Editors note: The author of this piece, Josh Freed, writes a regular humorous column for the Montreal Gazette. He is one of my perennial favourites because important messages are often embedded in the humour. The following is a splendid example of a message about risk taking that i urge you to share with colleagues. We desperately need to put things in perspective and the media often makes it extremely difficult to do so. This is an excellent exception to that rule. Mr. Freed kindly agreed to allow me to reproduce this column in its entirety.
MONTREAL – Last summer I was on a beach swimming in the deep blue sea when I suddenly found myself having paranoid thoughts — about sharks. I started peering down warily to see if anything hungry-looking lurked below — mainly because I saw the film Jaws 35 years ago which ruined swimming for millions.
I knew it was a ridiculous concern. There were only six shark deaths last year in the entire world, so my chances were way better of being hit by lightning, even on that perfectly sunny day.
It was similar to how I sometimes get nervous in planes during heavy turbulence, although I know big airplanes almost never crash anymore. But I never worry when I’m driving my car — although it’s by far the most dangerous thing I ever do.
When it comes to risk we usually worry about the wrong things. That’s why you see obese people on the beach slathering on tons of sunblock, while smoking. Or meet parents who worry about flu-shot side effects, or food preservatives in peanut butter, while letting their kids ski without helmets — which reduce head accidents by half.
We humans are still creatures of instinct who make most decisions based on our feelings, not on facts and figures.
A doctor friend who spent decades working in Montreal emergency wards says healthy people often worry a lot about their blood pressure and cholesterol though they rarely think about the one major risk they face in winter, especially here in Quebec: falling.
During old-fashioned winters like this, he says, Quebec emergency wards are “the closet thing North America has to a war zone.” They’re crowded with patients who’ve broken bones and many will die, especially older people.
But few of us worry about falling. We’re too busy worrying about that new mole on our arm we think might be cancer, or the headache that might mean we have a brain tumor — though it’s very rare a headache means a tumor. All it means is, take a Tylenol.
As Woody Allen recently said in a story on hypochondria, he once went to an emergency ward worried about a strange mark on his neck, but the doctor told him: “Relax — your hickey is benign.”
If you look at U.S. accidental death rates, falling is near the top of the list — just slightly behind car accidents. People get killed falling down stairs and off ladders, off ledges, balconies, swings, mountain trails, ski jumps — and especially falling in the shower.
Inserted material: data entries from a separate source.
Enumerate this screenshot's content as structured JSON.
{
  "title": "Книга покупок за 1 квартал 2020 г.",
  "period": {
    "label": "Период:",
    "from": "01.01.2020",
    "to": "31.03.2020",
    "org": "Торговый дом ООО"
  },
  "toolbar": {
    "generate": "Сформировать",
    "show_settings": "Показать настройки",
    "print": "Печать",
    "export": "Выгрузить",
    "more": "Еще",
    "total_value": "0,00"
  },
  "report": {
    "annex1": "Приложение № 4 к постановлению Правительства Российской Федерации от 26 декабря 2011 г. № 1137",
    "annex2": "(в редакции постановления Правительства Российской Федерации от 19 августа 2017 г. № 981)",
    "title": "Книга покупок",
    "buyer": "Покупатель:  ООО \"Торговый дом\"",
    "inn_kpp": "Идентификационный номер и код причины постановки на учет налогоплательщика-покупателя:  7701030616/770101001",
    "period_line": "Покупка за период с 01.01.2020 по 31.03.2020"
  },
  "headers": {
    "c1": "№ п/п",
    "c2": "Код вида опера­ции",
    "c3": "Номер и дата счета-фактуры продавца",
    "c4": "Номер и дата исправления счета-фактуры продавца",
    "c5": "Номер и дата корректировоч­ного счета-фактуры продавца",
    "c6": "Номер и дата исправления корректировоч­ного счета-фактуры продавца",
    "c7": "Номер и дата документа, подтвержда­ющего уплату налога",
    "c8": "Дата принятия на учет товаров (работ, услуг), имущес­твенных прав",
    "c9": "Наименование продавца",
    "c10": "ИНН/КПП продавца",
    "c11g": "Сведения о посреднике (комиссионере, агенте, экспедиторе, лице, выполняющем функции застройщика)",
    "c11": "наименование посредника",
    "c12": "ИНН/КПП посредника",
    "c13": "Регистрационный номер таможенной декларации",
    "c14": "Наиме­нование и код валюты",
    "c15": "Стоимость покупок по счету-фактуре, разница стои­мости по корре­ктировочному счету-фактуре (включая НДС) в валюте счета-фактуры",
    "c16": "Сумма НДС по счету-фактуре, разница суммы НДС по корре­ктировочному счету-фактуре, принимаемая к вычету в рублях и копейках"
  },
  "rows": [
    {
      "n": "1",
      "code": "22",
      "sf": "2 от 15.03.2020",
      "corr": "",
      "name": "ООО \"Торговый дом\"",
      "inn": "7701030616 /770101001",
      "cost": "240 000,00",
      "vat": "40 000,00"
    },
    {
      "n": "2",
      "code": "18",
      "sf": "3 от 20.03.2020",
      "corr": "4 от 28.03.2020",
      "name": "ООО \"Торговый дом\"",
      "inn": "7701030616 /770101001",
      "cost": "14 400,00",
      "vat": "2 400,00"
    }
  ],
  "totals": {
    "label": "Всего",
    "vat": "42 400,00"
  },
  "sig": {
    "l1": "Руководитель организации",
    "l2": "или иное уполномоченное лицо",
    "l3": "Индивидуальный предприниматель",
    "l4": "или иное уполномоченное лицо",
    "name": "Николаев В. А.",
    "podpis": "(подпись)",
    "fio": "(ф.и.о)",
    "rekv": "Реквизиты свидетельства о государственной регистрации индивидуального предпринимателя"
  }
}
In a recent New York Times piece, well-known scientist Jared Diamond said falling in the shower is one of the biggest dangers we face — because we shower almost every day of our lives, so the small daily risk gradually adds up to be a real threat.
But we don’t usually get anxious in showers. We save our anxiety for worrying about things like Mad Cowburgers in restaurants, or gluten in our cereal.
Diamond often works in New Guinea and he says natives there never sleep under a tree . They figure, logically, that if they do it often enough, one will eventually fall down on them.
But we North Americans usually decide what’s dangerous more instinctively — through news media scare-of-the-day headlines. Dramatic rare events often make headlines and stick in our minds, like shark attacks and occasional plane crashes (but not shower tumbles).
We also worry about all kinds of unlikely-to-happen scary things — like West Nile disease, Mayan Doomsday, passing asteroids hitting Earth, or getting Bisphenol A poisoning from our 3-week-old water bottles. “Honey, don’t re-use that plastic sports bottle again, it’s dangerous! Now let’s hurry up — we have to drive to skydiving.”
It’s hard to get your risks right. Statistically, the biggest dangers to kids in North America are car accidents — or homicides by someone they know. But surveys show parents worry most about kidnappings, snipers and terrorists — because that’s what we hear about.
In fact, terrorism casualties are very tiny in North America, apart from 9/11. Yet we spend billions in security and billions of hours in airport lineups, stripping off belts and shoes and donating a million oversize toothpastes to security cops — all to protect ourselves from terrorism, one of the rarest, most unlikely ways we can get killed.
Many think that if we spent a bit of that security money to ensure every staircase was safely built, with good handrails, we’d save way more lives.
The bottom line is: Stop worrying about terrorists, turbulence, vaccinations, asteroids, cellphone rays and gluten. Just be careful in the shower, pay attention going down steps, drive safely and don’t sleep under trees — and with luck you should live a long life, if you don’t get eaten by a shark.